Print the records below exactly as they appear. Omit all pictures.

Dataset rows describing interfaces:

____________

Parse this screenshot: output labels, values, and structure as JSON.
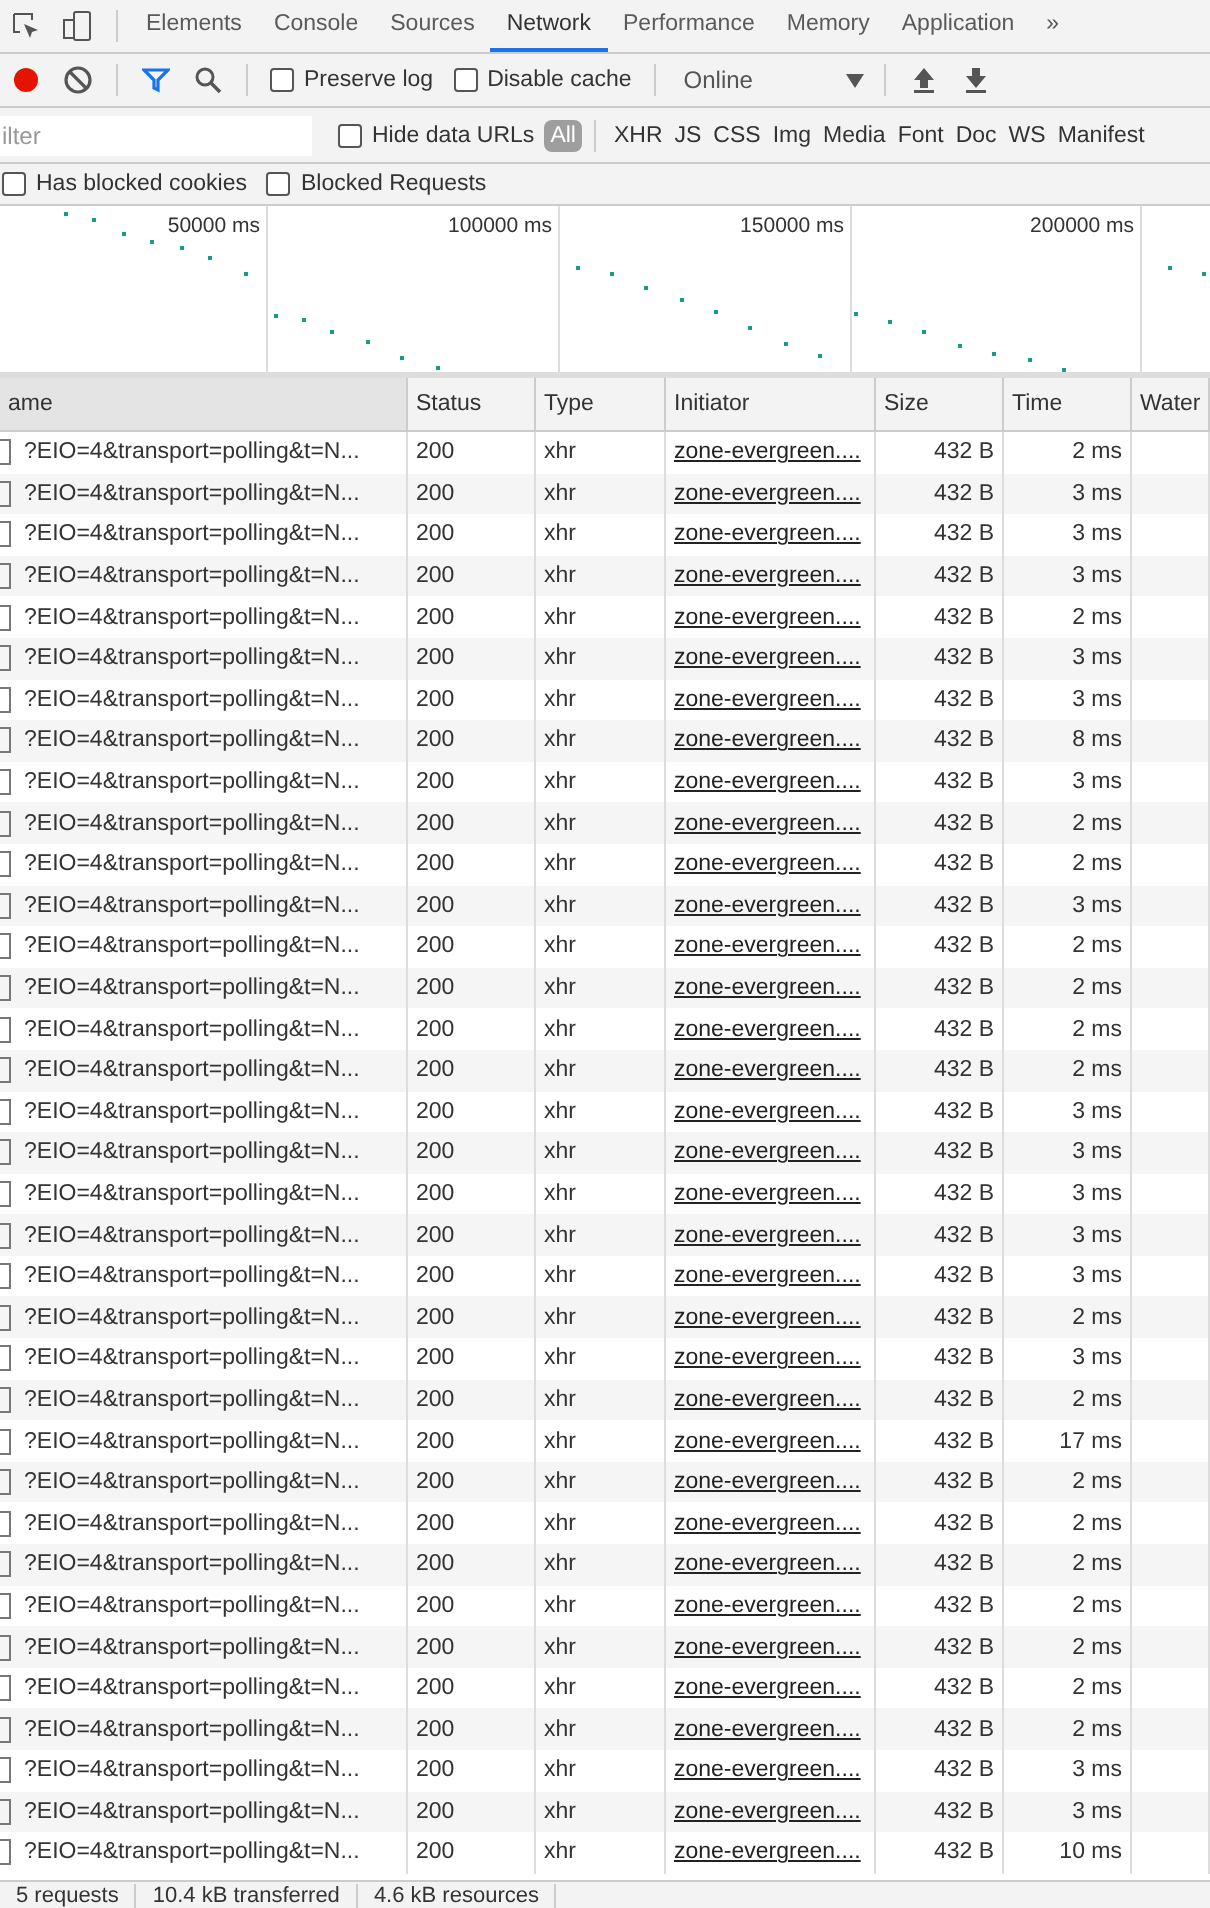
{
  "panel_tabs": [
    {
      "label": "Elements",
      "selected": false
    },
    {
      "label": "Console",
      "selected": false
    },
    {
      "label": "Sources",
      "selected": false
    },
    {
      "label": "Network",
      "selected": true
    },
    {
      "label": "Performance",
      "selected": false
    },
    {
      "label": "Memory",
      "selected": false
    },
    {
      "label": "Application",
      "selected": false
    }
  ],
  "more_tabs": "»",
  "toolbar": {
    "recording": true,
    "filter_active": true,
    "preserve_log": {
      "label": "Preserve log",
      "checked": false
    },
    "disable_cache": {
      "label": "Disable cache",
      "checked": false
    },
    "throttling": "Online"
  },
  "filter_bar": {
    "placeholder": "ilter",
    "hide_data_urls": {
      "label": "Hide data URLs",
      "checked": false
    },
    "types": [
      {
        "label": "All",
        "selected": true
      },
      {
        "label": "XHR",
        "selected": false
      },
      {
        "label": "JS",
        "selected": false
      },
      {
        "label": "CSS",
        "selected": false
      },
      {
        "label": "Img",
        "selected": false
      },
      {
        "label": "Media",
        "selected": false
      },
      {
        "label": "Font",
        "selected": false
      },
      {
        "label": "Doc",
        "selected": false
      },
      {
        "label": "WS",
        "selected": false
      },
      {
        "label": "Manifest",
        "selected": false
      }
    ]
  },
  "options": [
    {
      "label": "Has blocked cookies",
      "checked": false
    },
    {
      "label": "Blocked Requests",
      "checked": false
    }
  ],
  "overview": {
    "ticks": [
      "50000 ms",
      "100000 ms",
      "150000 ms",
      "200000 ms"
    ]
  },
  "table": {
    "columns": [
      "ame",
      "Status",
      "Type",
      "Initiator",
      "Size",
      "Time",
      "Water"
    ],
    "rows": [
      [
        "?EIO=4&transport=polling&t=N...",
        "200",
        "xhr",
        "zone-evergreen....",
        "432 B",
        "2 ms"
      ],
      [
        "?EIO=4&transport=polling&t=N...",
        "200",
        "xhr",
        "zone-evergreen....",
        "432 B",
        "3 ms"
      ],
      [
        "?EIO=4&transport=polling&t=N...",
        "200",
        "xhr",
        "zone-evergreen....",
        "432 B",
        "3 ms"
      ],
      [
        "?EIO=4&transport=polling&t=N...",
        "200",
        "xhr",
        "zone-evergreen....",
        "432 B",
        "3 ms"
      ],
      [
        "?EIO=4&transport=polling&t=N...",
        "200",
        "xhr",
        "zone-evergreen....",
        "432 B",
        "2 ms"
      ],
      [
        "?EIO=4&transport=polling&t=N...",
        "200",
        "xhr",
        "zone-evergreen....",
        "432 B",
        "3 ms"
      ],
      [
        "?EIO=4&transport=polling&t=N...",
        "200",
        "xhr",
        "zone-evergreen....",
        "432 B",
        "3 ms"
      ],
      [
        "?EIO=4&transport=polling&t=N...",
        "200",
        "xhr",
        "zone-evergreen....",
        "432 B",
        "8 ms"
      ],
      [
        "?EIO=4&transport=polling&t=N...",
        "200",
        "xhr",
        "zone-evergreen....",
        "432 B",
        "3 ms"
      ],
      [
        "?EIO=4&transport=polling&t=N...",
        "200",
        "xhr",
        "zone-evergreen....",
        "432 B",
        "2 ms"
      ],
      [
        "?EIO=4&transport=polling&t=N...",
        "200",
        "xhr",
        "zone-evergreen....",
        "432 B",
        "2 ms"
      ],
      [
        "?EIO=4&transport=polling&t=N...",
        "200",
        "xhr",
        "zone-evergreen....",
        "432 B",
        "3 ms"
      ],
      [
        "?EIO=4&transport=polling&t=N...",
        "200",
        "xhr",
        "zone-evergreen....",
        "432 B",
        "2 ms"
      ],
      [
        "?EIO=4&transport=polling&t=N...",
        "200",
        "xhr",
        "zone-evergreen....",
        "432 B",
        "2 ms"
      ],
      [
        "?EIO=4&transport=polling&t=N...",
        "200",
        "xhr",
        "zone-evergreen....",
        "432 B",
        "2 ms"
      ],
      [
        "?EIO=4&transport=polling&t=N...",
        "200",
        "xhr",
        "zone-evergreen....",
        "432 B",
        "2 ms"
      ],
      [
        "?EIO=4&transport=polling&t=N...",
        "200",
        "xhr",
        "zone-evergreen....",
        "432 B",
        "3 ms"
      ],
      [
        "?EIO=4&transport=polling&t=N...",
        "200",
        "xhr",
        "zone-evergreen....",
        "432 B",
        "3 ms"
      ],
      [
        "?EIO=4&transport=polling&t=N...",
        "200",
        "xhr",
        "zone-evergreen....",
        "432 B",
        "3 ms"
      ],
      [
        "?EIO=4&transport=polling&t=N...",
        "200",
        "xhr",
        "zone-evergreen....",
        "432 B",
        "3 ms"
      ],
      [
        "?EIO=4&transport=polling&t=N...",
        "200",
        "xhr",
        "zone-evergreen....",
        "432 B",
        "3 ms"
      ],
      [
        "?EIO=4&transport=polling&t=N...",
        "200",
        "xhr",
        "zone-evergreen....",
        "432 B",
        "2 ms"
      ],
      [
        "?EIO=4&transport=polling&t=N...",
        "200",
        "xhr",
        "zone-evergreen....",
        "432 B",
        "3 ms"
      ],
      [
        "?EIO=4&transport=polling&t=N...",
        "200",
        "xhr",
        "zone-evergreen....",
        "432 B",
        "2 ms"
      ],
      [
        "?EIO=4&transport=polling&t=N...",
        "200",
        "xhr",
        "zone-evergreen....",
        "432 B",
        "17 ms"
      ],
      [
        "?EIO=4&transport=polling&t=N...",
        "200",
        "xhr",
        "zone-evergreen....",
        "432 B",
        "2 ms"
      ],
      [
        "?EIO=4&transport=polling&t=N...",
        "200",
        "xhr",
        "zone-evergreen....",
        "432 B",
        "2 ms"
      ],
      [
        "?EIO=4&transport=polling&t=N...",
        "200",
        "xhr",
        "zone-evergreen....",
        "432 B",
        "2 ms"
      ],
      [
        "?EIO=4&transport=polling&t=N...",
        "200",
        "xhr",
        "zone-evergreen....",
        "432 B",
        "2 ms"
      ],
      [
        "?EIO=4&transport=polling&t=N...",
        "200",
        "xhr",
        "zone-evergreen....",
        "432 B",
        "2 ms"
      ],
      [
        "?EIO=4&transport=polling&t=N...",
        "200",
        "xhr",
        "zone-evergreen....",
        "432 B",
        "2 ms"
      ],
      [
        "?EIO=4&transport=polling&t=N...",
        "200",
        "xhr",
        "zone-evergreen....",
        "432 B",
        "2 ms"
      ],
      [
        "?EIO=4&transport=polling&t=N...",
        "200",
        "xhr",
        "zone-evergreen....",
        "432 B",
        "3 ms"
      ],
      [
        "?EIO=4&transport=polling&t=N...",
        "200",
        "xhr",
        "zone-evergreen....",
        "432 B",
        "3 ms"
      ],
      [
        "?EIO=4&transport=polling&t=N...",
        "200",
        "xhr",
        "zone-evergreen....",
        "432 B",
        "10 ms"
      ]
    ]
  },
  "status_bar": [
    "5 requests",
    "10.4 kB transferred",
    "4.6 kB resources"
  ]
}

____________

* Exercise output *
Parse this screenshot: output labels, values, and structure as JSON.
{
  "panel_tabs": [
    {
      "label": "Elements",
      "selected": false
    },
    {
      "label": "Console",
      "selected": false
    },
    {
      "label": "Sources",
      "selected": false
    },
    {
      "label": "Network",
      "selected": true
    },
    {
      "label": "Performance",
      "selected": false
    },
    {
      "label": "Memory",
      "selected": false
    },
    {
      "label": "Application",
      "selected": false
    }
  ],
  "more_tabs": "»",
  "toolbar": {
    "recording": true,
    "filter_active": true,
    "preserve_log": {
      "label": "Preserve log",
      "checked": false
    },
    "disable_cache": {
      "label": "Disable cache",
      "checked": false
    },
    "throttling": "Online"
  },
  "filter_bar": {
    "placeholder": "ilter",
    "hide_data_urls": {
      "label": "Hide data URLs",
      "checked": false
    },
    "types": [
      {
        "label": "All",
        "selected": true
      },
      {
        "label": "XHR",
        "selected": false
      },
      {
        "label": "JS",
        "selected": false
      },
      {
        "label": "CSS",
        "selected": false
      },
      {
        "label": "Img",
        "selected": false
      },
      {
        "label": "Media",
        "selected": false
      },
      {
        "label": "Font",
        "selected": false
      },
      {
        "label": "Doc",
        "selected": false
      },
      {
        "label": "WS",
        "selected": false
      },
      {
        "label": "Manifest",
        "selected": false
      }
    ]
  },
  "options": [
    {
      "label": "Has blocked cookies",
      "checked": false
    },
    {
      "label": "Blocked Requests",
      "checked": false
    }
  ],
  "overview": {
    "ticks": [
      "50000 ms",
      "100000 ms",
      "150000 ms",
      "200000 ms"
    ]
  },
  "table": {
    "columns": [
      "ame",
      "Status",
      "Type",
      "Initiator",
      "Size",
      "Time",
      "Water"
    ],
    "rows": [
      [
        "?EIO=4&transport=polling&t=N...",
        "200",
        "xhr",
        "zone-evergreen....",
        "432 B",
        "2 ms"
      ],
      [
        "?EIO=4&transport=polling&t=N...",
        "200",
        "xhr",
        "zone-evergreen....",
        "432 B",
        "3 ms"
      ],
      [
        "?EIO=4&transport=polling&t=N...",
        "200",
        "xhr",
        "zone-evergreen....",
        "432 B",
        "3 ms"
      ],
      [
        "?EIO=4&transport=polling&t=N...",
        "200",
        "xhr",
        "zone-evergreen....",
        "432 B",
        "3 ms"
      ],
      [
        "?EIO=4&transport=polling&t=N...",
        "200",
        "xhr",
        "zone-evergreen....",
        "432 B",
        "2 ms"
      ],
      [
        "?EIO=4&transport=polling&t=N...",
        "200",
        "xhr",
        "zone-evergreen....",
        "432 B",
        "3 ms"
      ],
      [
        "?EIO=4&transport=polling&t=N...",
        "200",
        "xhr",
        "zone-evergreen....",
        "432 B",
        "3 ms"
      ],
      [
        "?EIO=4&transport=polling&t=N...",
        "200",
        "xhr",
        "zone-evergreen....",
        "432 B",
        "8 ms"
      ],
      [
        "?EIO=4&transport=polling&t=N...",
        "200",
        "xhr",
        "zone-evergreen....",
        "432 B",
        "3 ms"
      ],
      [
        "?EIO=4&transport=polling&t=N...",
        "200",
        "xhr",
        "zone-evergreen....",
        "432 B",
        "2 ms"
      ],
      [
        "?EIO=4&transport=polling&t=N...",
        "200",
        "xhr",
        "zone-evergreen....",
        "432 B",
        "2 ms"
      ],
      [
        "?EIO=4&transport=polling&t=N...",
        "200",
        "xhr",
        "zone-evergreen....",
        "432 B",
        "3 ms"
      ],
      [
        "?EIO=4&transport=polling&t=N...",
        "200",
        "xhr",
        "zone-evergreen....",
        "432 B",
        "2 ms"
      ],
      [
        "?EIO=4&transport=polling&t=N...",
        "200",
        "xhr",
        "zone-evergreen....",
        "432 B",
        "2 ms"
      ],
      [
        "?EIO=4&transport=polling&t=N...",
        "200",
        "xhr",
        "zone-evergreen....",
        "432 B",
        "2 ms"
      ],
      [
        "?EIO=4&transport=polling&t=N...",
        "200",
        "xhr",
        "zone-evergreen....",
        "432 B",
        "2 ms"
      ],
      [
        "?EIO=4&transport=polling&t=N...",
        "200",
        "xhr",
        "zone-evergreen....",
        "432 B",
        "3 ms"
      ],
      [
        "?EIO=4&transport=polling&t=N...",
        "200",
        "xhr",
        "zone-evergreen....",
        "432 B",
        "3 ms"
      ],
      [
        "?EIO=4&transport=polling&t=N...",
        "200",
        "xhr",
        "zone-evergreen....",
        "432 B",
        "3 ms"
      ],
      [
        "?EIO=4&transport=polling&t=N...",
        "200",
        "xhr",
        "zone-evergreen....",
        "432 B",
        "3 ms"
      ],
      [
        "?EIO=4&transport=polling&t=N...",
        "200",
        "xhr",
        "zone-evergreen....",
        "432 B",
        "3 ms"
      ],
      [
        "?EIO=4&transport=polling&t=N...",
        "200",
        "xhr",
        "zone-evergreen....",
        "432 B",
        "2 ms"
      ],
      [
        "?EIO=4&transport=polling&t=N...",
        "200",
        "xhr",
        "zone-evergreen....",
        "432 B",
        "3 ms"
      ],
      [
        "?EIO=4&transport=polling&t=N...",
        "200",
        "xhr",
        "zone-evergreen....",
        "432 B",
        "2 ms"
      ],
      [
        "?EIO=4&transport=polling&t=N...",
        "200",
        "xhr",
        "zone-evergreen....",
        "432 B",
        "17 ms"
      ],
      [
        "?EIO=4&transport=polling&t=N...",
        "200",
        "xhr",
        "zone-evergreen....",
        "432 B",
        "2 ms"
      ],
      [
        "?EIO=4&transport=polling&t=N...",
        "200",
        "xhr",
        "zone-evergreen....",
        "432 B",
        "2 ms"
      ],
      [
        "?EIO=4&transport=polling&t=N...",
        "200",
        "xhr",
        "zone-evergreen....",
        "432 B",
        "2 ms"
      ],
      [
        "?EIO=4&transport=polling&t=N...",
        "200",
        "xhr",
        "zone-evergreen....",
        "432 B",
        "2 ms"
      ],
      [
        "?EIO=4&transport=polling&t=N...",
        "200",
        "xhr",
        "zone-evergreen....",
        "432 B",
        "2 ms"
      ],
      [
        "?EIO=4&transport=polling&t=N...",
        "200",
        "xhr",
        "zone-evergreen....",
        "432 B",
        "2 ms"
      ],
      [
        "?EIO=4&transport=polling&t=N...",
        "200",
        "xhr",
        "zone-evergreen....",
        "432 B",
        "2 ms"
      ],
      [
        "?EIO=4&transport=polling&t=N...",
        "200",
        "xhr",
        "zone-evergreen....",
        "432 B",
        "3 ms"
      ],
      [
        "?EIO=4&transport=polling&t=N...",
        "200",
        "xhr",
        "zone-evergreen....",
        "432 B",
        "3 ms"
      ],
      [
        "?EIO=4&transport=polling&t=N...",
        "200",
        "xhr",
        "zone-evergreen....",
        "432 B",
        "10 ms"
      ]
    ]
  },
  "status_bar": [
    "5 requests",
    "10.4 kB transferred",
    "4.6 kB resources"
  ]
}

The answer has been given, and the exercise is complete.